There were 286 new COVID-19 cases reported within the last 24 hours in Montana, with 1,851 total active cases in the state as of Thursday. The last time the state was over 1,800 active cases was in February, according to MTN data.
Flathead County added the most new cases, with 62 reported Thursday raising the total active to 453. Yellowstone and Missoula counties saw the second-largest increase in new cases, both reporting 31 new cases. Yellowstone is now at 249 active cases, while Missoula is at 192
There were two new deaths reported Wednesday; the total number of Montanans who have died due to COVID is now 1,720, according to the Montana Department of Public Health & Human Services (DPHHS).
The number of people currently hospitalized due to COVID is 135, up 10 from Wednesday.

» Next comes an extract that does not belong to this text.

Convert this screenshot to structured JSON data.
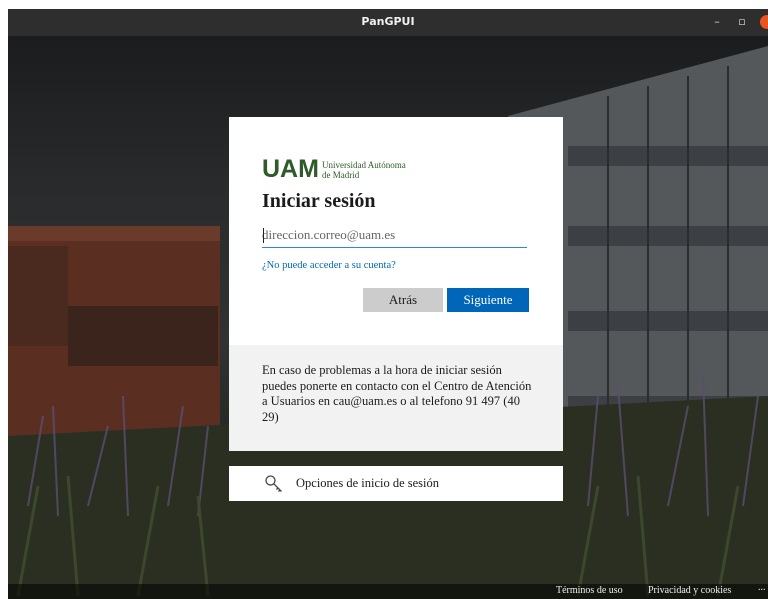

The cumulative number of hospitalizations in Montana due to the virus is 5,804. To date, roughly 1 in 20 (4.9%) reported COVID cases in the state has resulted in a hospitalization.
The number of state residents who have been fully immunized against the virus is now 445,438 (about 48% of the state population). The total number of doses administered is 900,987. If you want to get vaccinated, contact your county health department, or click here.
There have been 117,610 cumulative cases of COVID in Montana. The cumulative number of recoveries is now 114,039. The total number of COVID tests administered in Montana is 1,517,776.
Visit the DPHHS website at any time for current state data and county-specific information.
Adam Meier, director of DPHHS, said in a news release on Thursday that COVID-related hospitalization data from the past eight weeks from June 5 to July 30 shows that 89% of Montanans who were hospitalized had not received the COVID vaccine. The data includes 358 hospitalizations of Montanans during this time frame. The hospitalizations included an age range from 1 to 97, with a median age of 64.
DPHHS also reports that the average daily number of COVID hospitalizations has slowly started to trend upward to the current average of 95 people. This includes a 44% increase from the week ending July 23 to the week ending July 30.
For context, last November, the average daily COVID hospitalizations were 427 people, which was the month with the highest reported COVID cases and hospitalizations.
According to DPHHS, the trend of new COVID-19 positive cases continues to increase. For the week ending June 25, there were 359 cases reported and for the week ending July 30 there were 1,180 cases reported statewide.
“This data illustrates just how effective the COVID-19 vaccine is in preventing serious illness when you consider how far we’ve come since the vaccine first became available,” Meier said. “The data is also a reminder of how important it is to get vaccinated. This is now a vaccine-preventable disease, and the last thing we want to see are more cases and hospitalizations. The COVID-19 vaccine is the best tool we have to prevent serious illness and hospitalization. The fall and winter months are just around the corner. Now is the time to get the vaccine.”
DPHHS officials also say the number of individuals receiving their first vaccine dose has started to steadily increase over the past several weeks, after declining in June and the first part of July. For example, for the week ending July 23 to the week ending July 30, there was an 18% increase in individuals receiving their first dose administration. “This is an encouraging sign to see that more people are deciding to get vaccinated, and I hope this trend continues in the coming weeks,” Meier said.